Requirement: Every line in the listing below that holds the word "KmpAnalyticsEventScreen" should be returned.

____ Data section

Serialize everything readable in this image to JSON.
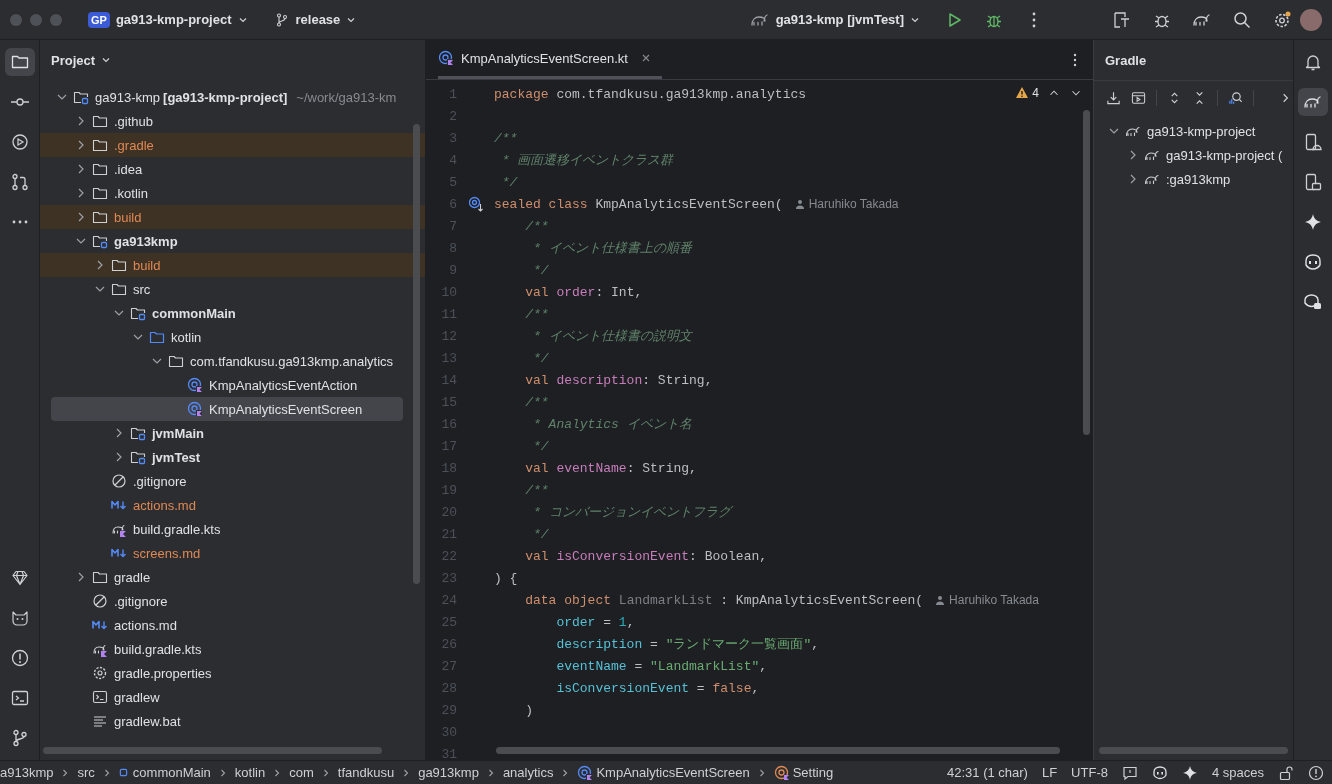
{
  "title_bar": {
    "project_badge": "GP",
    "project": "ga913-kmp-project",
    "branch": "release",
    "run_config": "ga913-kmp [jvmTest]"
  },
  "left_tools": [
    {
      "kind": "project",
      "selected": true
    },
    {
      "kind": "commit",
      "selected": false
    },
    {
      "kind": "services",
      "selected": false
    },
    {
      "kind": "pull-requests",
      "selected": false
    },
    {
      "kind": "more",
      "selected": false
    }
  ],
  "left_tools_bottom": [
    {
      "kind": "gem",
      "selected": false
    },
    {
      "kind": "cat",
      "selected": false
    },
    {
      "kind": "problems",
      "selected": false
    },
    {
      "kind": "terminal",
      "selected": false
    },
    {
      "kind": "git",
      "selected": false
    }
  ],
  "project_panel": {
    "title": "Project",
    "tree": [
      {
        "label": "ga913-kmp",
        "module": "[ga913-kmp-project]",
        "path": "~/work/ga913-km",
        "kind": "module",
        "expanded": true,
        "excluded": false,
        "modified": false,
        "selected": false,
        "children": [
          {
            "label": ".github",
            "kind": "folder",
            "expanded": false,
            "excluded": false,
            "modified": false,
            "selected": false
          },
          {
            "label": ".gradle",
            "kind": "folder",
            "expanded": false,
            "excluded": true,
            "modified": false,
            "selected": false
          },
          {
            "label": ".idea",
            "kind": "folder",
            "expanded": false,
            "excluded": false,
            "modified": false,
            "selected": false
          },
          {
            "label": ".kotlin",
            "kind": "folder",
            "expanded": false,
            "excluded": false,
            "modified": false,
            "selected": false
          },
          {
            "label": "build",
            "kind": "folder",
            "expanded": false,
            "excluded": true,
            "modified": false,
            "selected": false
          },
          {
            "label": "ga913kmp",
            "kind": "module",
            "bold": true,
            "expanded": true,
            "excluded": false,
            "modified": false,
            "selected": false,
            "children": [
              {
                "label": "build",
                "kind": "folder",
                "expanded": false,
                "excluded": true,
                "modified": false,
                "selected": false
              },
              {
                "label": "src",
                "kind": "folder",
                "expanded": true,
                "excluded": false,
                "modified": false,
                "selected": false,
                "children": [
                  {
                    "label": "commonMain",
                    "kind": "module",
                    "bold": true,
                    "expanded": true,
                    "excluded": false,
                    "modified": false,
                    "selected": false,
                    "children": [
                      {
                        "label": "kotlin",
                        "kind": "source",
                        "expanded": true,
                        "excluded": false,
                        "modified": false,
                        "selected": false,
                        "children": [
                          {
                            "label": "com.tfandkusu.ga913kmp.analytics",
                            "kind": "folder",
                            "expanded": true,
                            "excluded": false,
                            "modified": false,
                            "selected": false,
                            "children": [
                              {
                                "label": "KmpAnalyticsEventAction",
                                "kind": "class",
                                "excluded": false,
                                "modified": false,
                                "selected": false
                              },
                              {
                                "label": "KmpAnalyticsEventScreen",
                                "kind": "class",
                                "excluded": false,
                                "modified": false,
                                "selected": true
                              }
                            ]
                          }
                        ]
                      }
                    ]
                  },
                  {
                    "label": "jvmMain",
                    "kind": "module",
                    "bold": true,
                    "expanded": false,
                    "excluded": false,
                    "modified": false,
                    "selected": false
                  },
                  {
                    "label": "jvmTest",
                    "kind": "module",
                    "bold": true,
                    "expanded": false,
                    "excluded": false,
                    "modified": false,
                    "selected": false
                  }
                ]
              },
              {
                "label": ".gitignore",
                "kind": "ignore",
                "excluded": false,
                "modified": false,
                "selected": false
              },
              {
                "label": "actions.md",
                "kind": "markdown",
                "excluded": false,
                "modified": true,
                "selected": false
              },
              {
                "label": "build.gradle.kts",
                "kind": "gradle",
                "excluded": false,
                "modified": false,
                "selected": false
              },
              {
                "label": "screens.md",
                "kind": "markdown",
                "excluded": false,
                "modified": true,
                "selected": false
              }
            ]
          },
          {
            "label": "gradle",
            "kind": "folder",
            "expanded": false,
            "excluded": false,
            "modified": false,
            "selected": false
          },
          {
            "label": ".gitignore",
            "kind": "ignore",
            "excluded": false,
            "modified": false,
            "selected": false
          },
          {
            "label": "actions.md",
            "kind": "markdown",
            "excluded": false,
            "modified": false,
            "selected": false
          },
          {
            "label": "build.gradle.kts",
            "kind": "gradle",
            "excluded": false,
            "modified": false,
            "selected": false
          },
          {
            "label": "gradle.properties",
            "kind": "settings",
            "excluded": false,
            "modified": false,
            "selected": false
          },
          {
            "label": "gradlew",
            "kind": "terminal",
            "excluded": false,
            "modified": false,
            "selected": false
          },
          {
            "label": "gradlew.bat",
            "kind": "text",
            "excluded": false,
            "modified": false,
            "selected": false
          }
        ]
      }
    ]
  },
  "editor": {
    "tabs": [
      {
        "label": "KmpAnalyticsEventScreen.kt",
        "selected": true
      }
    ],
    "warnings": "4",
    "lines": [
      {
        "number": "1",
        "tokens": [
          {
            "kind": "kw",
            "text": "package"
          },
          {
            "kind": "plain",
            "text": " com.tfandkusu.ga913kmp.analytics"
          }
        ]
      },
      {
        "number": "2"
      },
      {
        "number": "3",
        "tokens": [
          {
            "kind": "doc",
            "text": "/**"
          }
        ]
      },
      {
        "number": "4",
        "tokens": [
          {
            "kind": "doc",
            "text": " * 画面遷移イベントクラス群"
          }
        ]
      },
      {
        "number": "5",
        "tokens": [
          {
            "kind": "doc",
            "text": " */"
          }
        ]
      },
      {
        "number": "6",
        "implemented": true,
        "author": "Haruhiko Takada",
        "tokens": [
          {
            "kind": "kw",
            "text": "sealed class"
          },
          {
            "kind": "plain",
            "text": " KmpAnalyticsEventScreen("
          }
        ]
      },
      {
        "number": "7",
        "tokens": [
          {
            "kind": "doc",
            "text": "    /**"
          }
        ]
      },
      {
        "number": "8",
        "tokens": [
          {
            "kind": "doc",
            "text": "     * イベント仕様書上の順番"
          }
        ]
      },
      {
        "number": "9",
        "tokens": [
          {
            "kind": "doc",
            "text": "     */"
          }
        ]
      },
      {
        "number": "10",
        "tokens": [
          {
            "kind": "kw",
            "text": "    val"
          },
          {
            "kind": "prop",
            "text": " order"
          },
          {
            "kind": "plain",
            "text": ": Int,"
          }
        ]
      },
      {
        "number": "11",
        "tokens": [
          {
            "kind": "doc",
            "text": "    /**"
          }
        ]
      },
      {
        "number": "12",
        "tokens": [
          {
            "kind": "doc",
            "text": "     * イベント仕様書の説明文"
          }
        ]
      },
      {
        "number": "13",
        "tokens": [
          {
            "kind": "doc",
            "text": "     */"
          }
        ]
      },
      {
        "number": "14",
        "tokens": [
          {
            "kind": "kw",
            "text": "    val"
          },
          {
            "kind": "prop",
            "text": " description"
          },
          {
            "kind": "plain",
            "text": ": String,"
          }
        ]
      },
      {
        "number": "15",
        "tokens": [
          {
            "kind": "doc",
            "text": "    /**"
          }
        ]
      },
      {
        "number": "16",
        "tokens": [
          {
            "kind": "doc",
            "text": "     * Analytics イベント名"
          }
        ]
      },
      {
        "number": "17",
        "tokens": [
          {
            "kind": "doc",
            "text": "     */"
          }
        ]
      },
      {
        "number": "18",
        "tokens": [
          {
            "kind": "kw",
            "text": "    val"
          },
          {
            "kind": "prop",
            "text": " eventName"
          },
          {
            "kind": "plain",
            "text": ": String,"
          }
        ]
      },
      {
        "number": "19",
        "tokens": [
          {
            "kind": "doc",
            "text": "    /**"
          }
        ]
      },
      {
        "number": "20",
        "tokens": [
          {
            "kind": "doc",
            "text": "     * コンバージョンイベントフラグ"
          }
        ]
      },
      {
        "number": "21",
        "tokens": [
          {
            "kind": "doc",
            "text": "     */"
          }
        ]
      },
      {
        "number": "22",
        "tokens": [
          {
            "kind": "kw",
            "text": "    val"
          },
          {
            "kind": "prop",
            "text": " isConversionEvent"
          },
          {
            "kind": "plain",
            "text": ": Boolean,"
          }
        ]
      },
      {
        "number": "23",
        "tokens": [
          {
            "kind": "plain",
            "text": ") {"
          }
        ]
      },
      {
        "number": "24",
        "author": "Haruhiko Takada",
        "tokens": [
          {
            "kind": "kw",
            "text": "    data object"
          },
          {
            "kind": "dim",
            "text": " LandmarkList"
          },
          {
            "kind": "plain",
            "text": " : KmpAnalyticsEventScreen("
          }
        ]
      },
      {
        "number": "25",
        "tokens": [
          {
            "kind": "arg",
            "text": "        order"
          },
          {
            "kind": "plain",
            "text": " = "
          },
          {
            "kind": "num",
            "text": "1"
          },
          {
            "kind": "plain",
            "text": ","
          }
        ]
      },
      {
        "number": "26",
        "tokens": [
          {
            "kind": "arg",
            "text": "        description"
          },
          {
            "kind": "plain",
            "text": " = "
          },
          {
            "kind": "str",
            "text": "\"ランドマーク一覧画面\""
          },
          {
            "kind": "plain",
            "text": ","
          }
        ]
      },
      {
        "number": "27",
        "tokens": [
          {
            "kind": "arg",
            "text": "        eventName"
          },
          {
            "kind": "plain",
            "text": " = "
          },
          {
            "kind": "str",
            "text": "\"LandmarkList\""
          },
          {
            "kind": "plain",
            "text": ","
          }
        ]
      },
      {
        "number": "28",
        "tokens": [
          {
            "kind": "arg",
            "text": "        isConversionEvent"
          },
          {
            "kind": "plain",
            "text": " = "
          },
          {
            "kind": "kw",
            "text": "false"
          },
          {
            "kind": "plain",
            "text": ","
          }
        ]
      },
      {
        "number": "29",
        "tokens": [
          {
            "kind": "plain",
            "text": "    )"
          }
        ]
      },
      {
        "number": "30"
      },
      {
        "number": "31"
      }
    ]
  },
  "gradle_panel": {
    "title": "Gradle",
    "tree": [
      {
        "label": "ga913-kmp-project",
        "expanded": true,
        "children": [
          {
            "label": "ga913-kmp-project (",
            "expanded": false
          },
          {
            "label": ":ga913kmp",
            "expanded": false
          }
        ]
      }
    ]
  },
  "right_tools": [
    {
      "kind": "notifications",
      "selected": false
    },
    {
      "kind": "gradle",
      "selected": true
    },
    {
      "kind": "device",
      "selected": false
    },
    {
      "kind": "device-mirror",
      "selected": false
    },
    {
      "kind": "ai",
      "selected": false
    },
    {
      "kind": "copilot",
      "selected": false
    },
    {
      "kind": "copilot-chat",
      "selected": false
    }
  ],
  "status_bar": {
    "breadcrumbs": [
      {
        "label": "a913kmp"
      },
      {
        "label": "src"
      },
      {
        "label": "commonMain",
        "kind": "module"
      },
      {
        "label": "kotlin"
      },
      {
        "label": "com"
      },
      {
        "label": "tfandkusu"
      },
      {
        "label": "ga913kmp"
      },
      {
        "label": "analytics"
      },
      {
        "label": "KmpAnalyticsEventScreen",
        "kind": "class"
      },
      {
        "label": "Setting",
        "kind": "object"
      }
    ],
    "position": "42:31 (1 char)",
    "line_separator": "LF",
    "encoding": "UTF-8",
    "indent": "4 spaces"
  }
}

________

Response:
                                "label": "KmpAnalyticsEventScreen",
        "label": "KmpAnalyticsEventScreen.kt",
            "text": " KmpAnalyticsEventScreen("
            "text": " : KmpAnalyticsEventScreen("
        "label": "KmpAnalyticsEventScreen",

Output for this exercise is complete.